Grand country estates, beautiful women, and eligible young men all play their part in this unforgettable story that has delighted readers for 200 years. A story where comedy, heartache and romance interweave to make Pride and Prejudice one of the most popular and enduring novels in the English language.

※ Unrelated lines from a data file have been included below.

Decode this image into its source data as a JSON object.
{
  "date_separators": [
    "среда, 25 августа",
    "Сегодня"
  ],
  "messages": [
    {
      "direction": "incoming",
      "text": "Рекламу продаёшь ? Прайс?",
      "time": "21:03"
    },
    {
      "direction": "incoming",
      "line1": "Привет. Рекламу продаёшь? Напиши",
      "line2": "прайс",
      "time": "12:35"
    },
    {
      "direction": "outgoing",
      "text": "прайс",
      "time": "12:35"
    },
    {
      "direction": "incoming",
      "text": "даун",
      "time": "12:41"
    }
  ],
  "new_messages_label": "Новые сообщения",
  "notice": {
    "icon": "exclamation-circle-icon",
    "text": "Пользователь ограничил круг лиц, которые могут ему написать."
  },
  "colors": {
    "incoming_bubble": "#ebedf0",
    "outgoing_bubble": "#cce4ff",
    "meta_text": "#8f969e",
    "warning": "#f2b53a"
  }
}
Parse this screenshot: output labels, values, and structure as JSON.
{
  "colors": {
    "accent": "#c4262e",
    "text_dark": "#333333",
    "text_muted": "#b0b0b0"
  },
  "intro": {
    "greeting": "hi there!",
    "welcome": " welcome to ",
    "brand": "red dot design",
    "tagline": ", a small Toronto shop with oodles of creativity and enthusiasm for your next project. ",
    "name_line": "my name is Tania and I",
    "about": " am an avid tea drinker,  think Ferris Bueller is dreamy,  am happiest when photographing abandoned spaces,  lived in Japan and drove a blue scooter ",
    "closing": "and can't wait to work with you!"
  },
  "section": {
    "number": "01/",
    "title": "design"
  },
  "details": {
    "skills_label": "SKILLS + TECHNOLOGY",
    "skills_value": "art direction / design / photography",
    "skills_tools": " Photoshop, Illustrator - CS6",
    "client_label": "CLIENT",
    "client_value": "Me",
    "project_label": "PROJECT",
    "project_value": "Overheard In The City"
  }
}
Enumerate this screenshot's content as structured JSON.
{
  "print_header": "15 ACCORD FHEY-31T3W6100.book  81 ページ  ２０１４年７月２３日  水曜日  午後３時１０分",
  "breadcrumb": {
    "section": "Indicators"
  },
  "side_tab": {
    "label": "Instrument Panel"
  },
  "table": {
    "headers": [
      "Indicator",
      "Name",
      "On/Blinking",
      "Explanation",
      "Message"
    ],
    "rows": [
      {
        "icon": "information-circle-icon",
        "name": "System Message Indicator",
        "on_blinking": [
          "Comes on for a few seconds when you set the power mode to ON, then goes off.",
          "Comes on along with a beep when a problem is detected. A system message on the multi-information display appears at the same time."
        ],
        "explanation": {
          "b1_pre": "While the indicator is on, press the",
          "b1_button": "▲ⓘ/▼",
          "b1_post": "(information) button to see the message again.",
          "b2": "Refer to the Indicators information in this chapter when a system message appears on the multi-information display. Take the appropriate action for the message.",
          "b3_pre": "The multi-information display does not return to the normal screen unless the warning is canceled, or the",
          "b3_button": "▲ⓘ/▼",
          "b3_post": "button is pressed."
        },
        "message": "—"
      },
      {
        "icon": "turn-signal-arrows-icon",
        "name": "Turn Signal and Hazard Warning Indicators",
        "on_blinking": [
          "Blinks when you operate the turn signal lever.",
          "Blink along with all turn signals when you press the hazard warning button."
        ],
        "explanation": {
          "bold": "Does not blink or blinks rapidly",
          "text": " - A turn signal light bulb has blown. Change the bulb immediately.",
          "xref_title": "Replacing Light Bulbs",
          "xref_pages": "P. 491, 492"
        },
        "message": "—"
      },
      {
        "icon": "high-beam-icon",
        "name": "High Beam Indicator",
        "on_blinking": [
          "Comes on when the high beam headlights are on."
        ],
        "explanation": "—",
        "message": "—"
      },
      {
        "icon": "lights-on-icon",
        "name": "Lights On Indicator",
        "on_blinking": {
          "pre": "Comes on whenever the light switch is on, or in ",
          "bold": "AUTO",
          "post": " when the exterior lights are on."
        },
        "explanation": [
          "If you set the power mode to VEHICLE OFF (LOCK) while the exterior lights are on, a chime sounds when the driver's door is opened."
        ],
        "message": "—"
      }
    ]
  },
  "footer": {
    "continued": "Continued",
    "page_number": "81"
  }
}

Jane Austen was the daughter of a well-connected country clergyman in a small village in southern England, and was distantly related to the aristocracy. She had six brothers and a sister--Cassandra, her best friend and confidante. Although she often wrote about marriage and courtship, Austen never married, nor did her sister. The Austen household was lively, jolly, and bookish, and Jane and her siblings loved performing in amateur theatricals (a pastime which plays a vital part in the plot of her novel MANSFIELD PARK). Jane and Cassandra were taught mostly at home, and learned only the trivial accomplishments necessary to proper young women of the period--music, drawing, dancing, etc.--but Jane was also widely read in literature, including the classics. She began writing her witty, satirical novels to amuse her family, but eventually (1809), when she began writing more seriously, she kept her work secret. All together, she completed six novels that parody the social mores of the time, writing about middle-class provincial life with psychological insight and humor. In 1816, she became afflicted with Addison's disease; she died the next year at age 41 in Winchester, and was buried in the cathedral there. Her gravestone bears a long and affectionate inscription attesting to "the benevolence of her heart, the sweetness of her temper, and the extraordinary endowments of her mind," but omitting any mention of her career as a writer. Austen is revered for her satirical portraits of English life, and for her use of the interior monologue to convey character--a relatively new device at the time she was writing. Her contemporary, Sir Walter Scott, praised "the exquisite touch which renders ordinary commonplace things and characters interesting from the truth of the description and the sentiment." Her work is also the prototype for a debased version of it, the perennially popular "Regency" romance. By the end of the 20th century, her work--the reputation of which had fluctuated widely since her death--became popular again, and was the source of several movies and TV adaptations.